▸ **TASK PROMPT**
Find the lines in the records that carry the word "icon". Copy each one.
▽
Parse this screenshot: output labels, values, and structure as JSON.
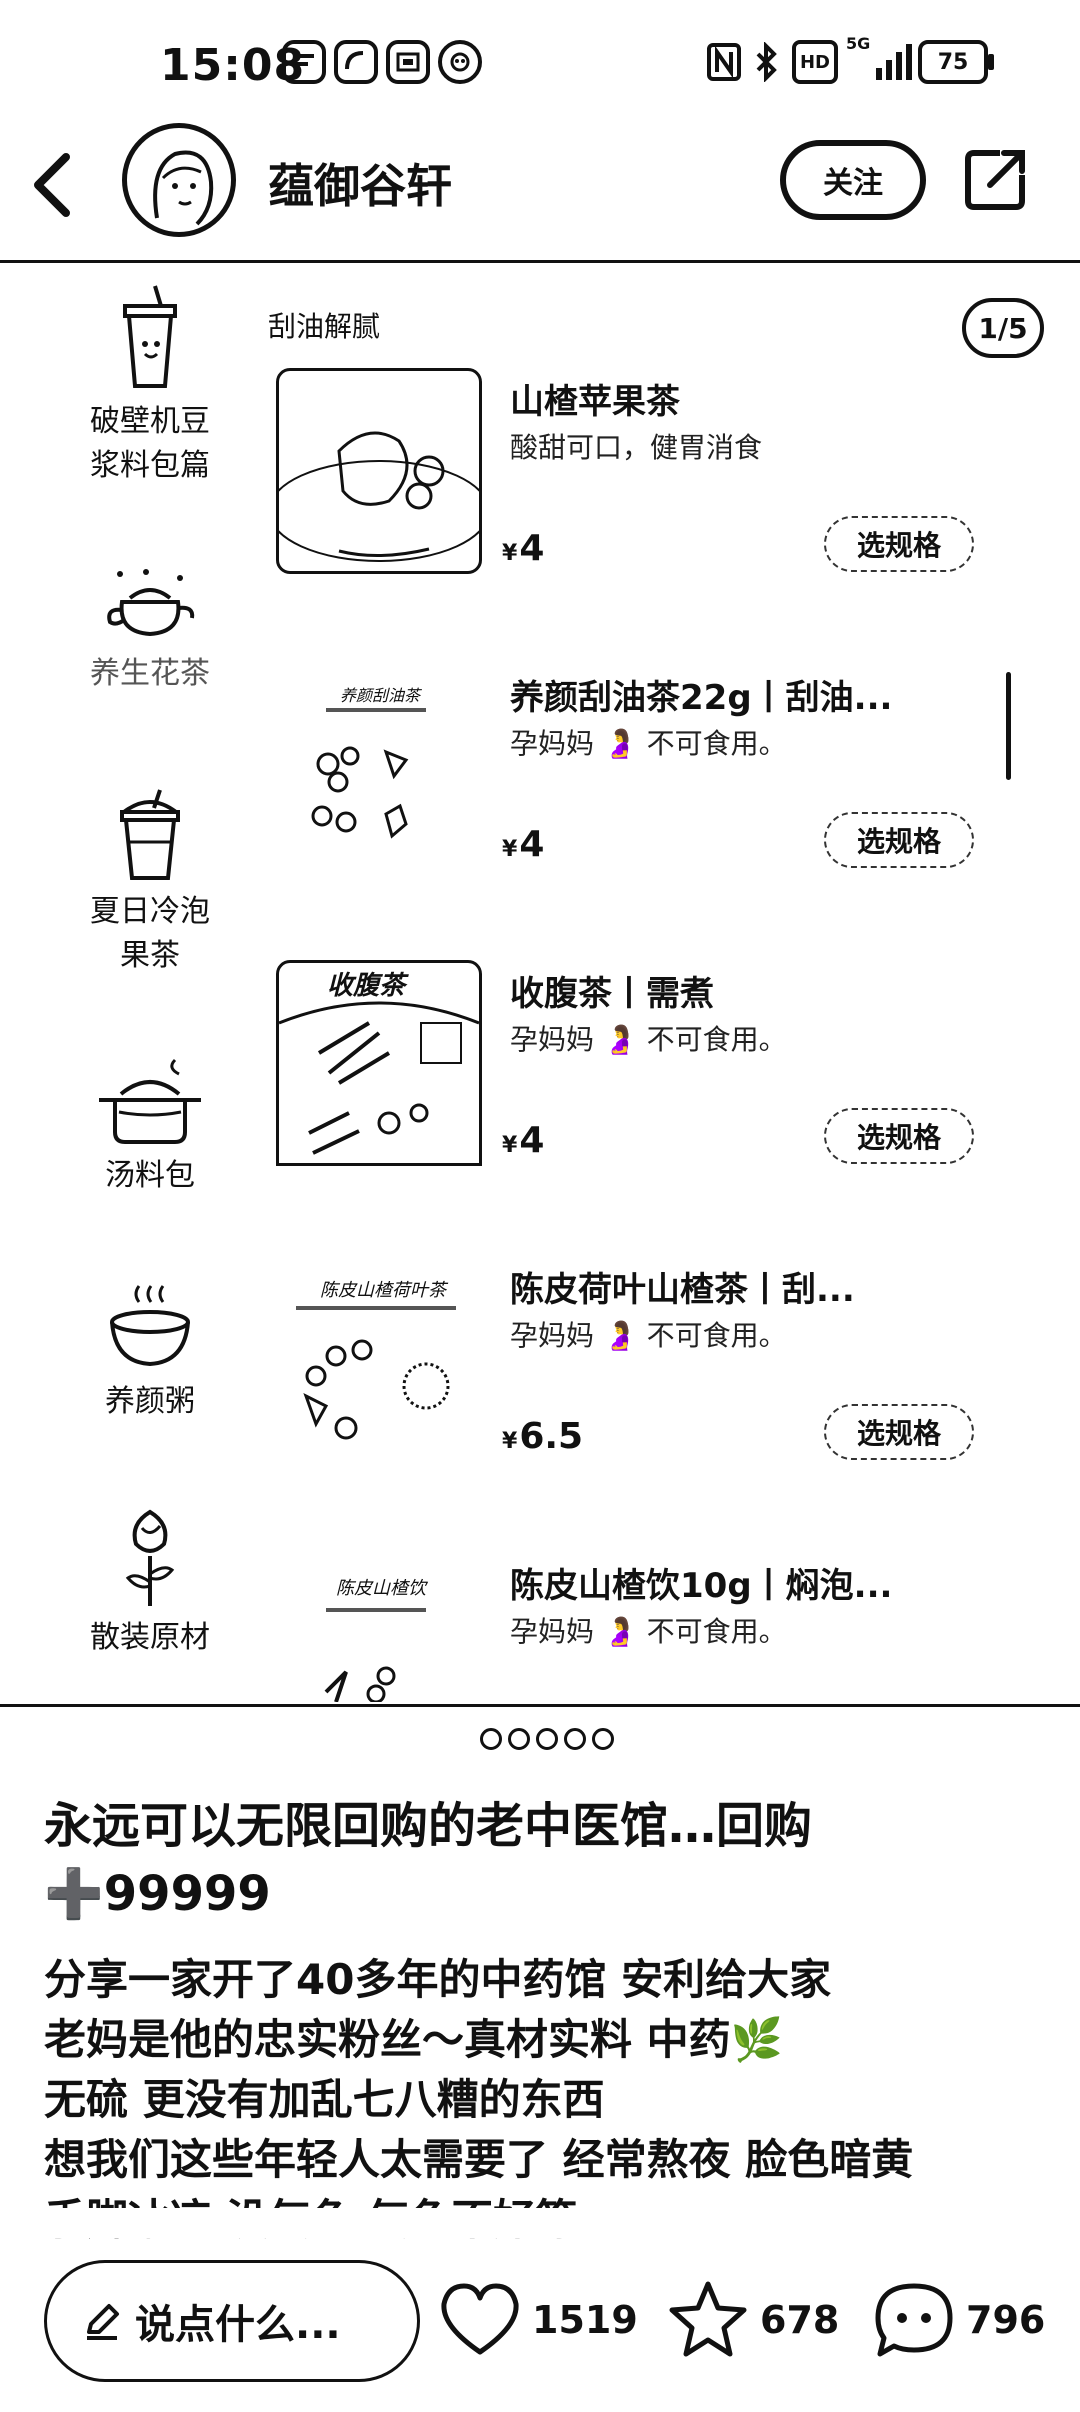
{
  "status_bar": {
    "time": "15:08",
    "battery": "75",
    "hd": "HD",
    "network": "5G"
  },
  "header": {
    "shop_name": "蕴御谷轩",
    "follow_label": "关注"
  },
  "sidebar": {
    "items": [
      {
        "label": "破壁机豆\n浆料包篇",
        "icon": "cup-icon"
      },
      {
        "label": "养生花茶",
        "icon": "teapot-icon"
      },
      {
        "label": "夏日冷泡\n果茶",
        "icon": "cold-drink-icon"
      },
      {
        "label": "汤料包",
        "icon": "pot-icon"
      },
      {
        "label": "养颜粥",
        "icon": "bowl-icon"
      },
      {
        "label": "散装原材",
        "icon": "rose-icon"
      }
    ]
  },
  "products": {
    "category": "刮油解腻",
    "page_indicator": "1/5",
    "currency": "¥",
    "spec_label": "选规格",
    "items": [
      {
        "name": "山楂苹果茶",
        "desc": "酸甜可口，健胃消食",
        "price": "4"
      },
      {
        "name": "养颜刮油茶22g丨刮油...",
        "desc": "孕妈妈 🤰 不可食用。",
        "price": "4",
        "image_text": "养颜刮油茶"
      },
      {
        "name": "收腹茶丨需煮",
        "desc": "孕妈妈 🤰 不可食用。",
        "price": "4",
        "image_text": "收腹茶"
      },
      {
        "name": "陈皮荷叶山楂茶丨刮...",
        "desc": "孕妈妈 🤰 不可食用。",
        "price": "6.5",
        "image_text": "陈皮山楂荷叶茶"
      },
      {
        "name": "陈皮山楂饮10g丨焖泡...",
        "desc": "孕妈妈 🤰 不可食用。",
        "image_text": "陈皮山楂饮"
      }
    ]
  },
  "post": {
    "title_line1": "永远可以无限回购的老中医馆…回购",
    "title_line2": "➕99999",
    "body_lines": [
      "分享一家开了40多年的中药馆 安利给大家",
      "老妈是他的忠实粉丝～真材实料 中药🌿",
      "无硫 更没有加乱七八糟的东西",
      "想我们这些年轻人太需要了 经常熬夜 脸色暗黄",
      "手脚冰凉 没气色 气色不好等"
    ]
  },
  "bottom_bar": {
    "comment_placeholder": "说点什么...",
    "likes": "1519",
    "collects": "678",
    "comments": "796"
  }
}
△
▸ **OUTPUT BELOW**
        "icon": "cup-icon"
        "icon": "teapot-icon"
        "icon": "cold-drink-icon"
        "icon": "pot-icon"
        "icon": "bowl-icon"
        "icon": "rose-icon"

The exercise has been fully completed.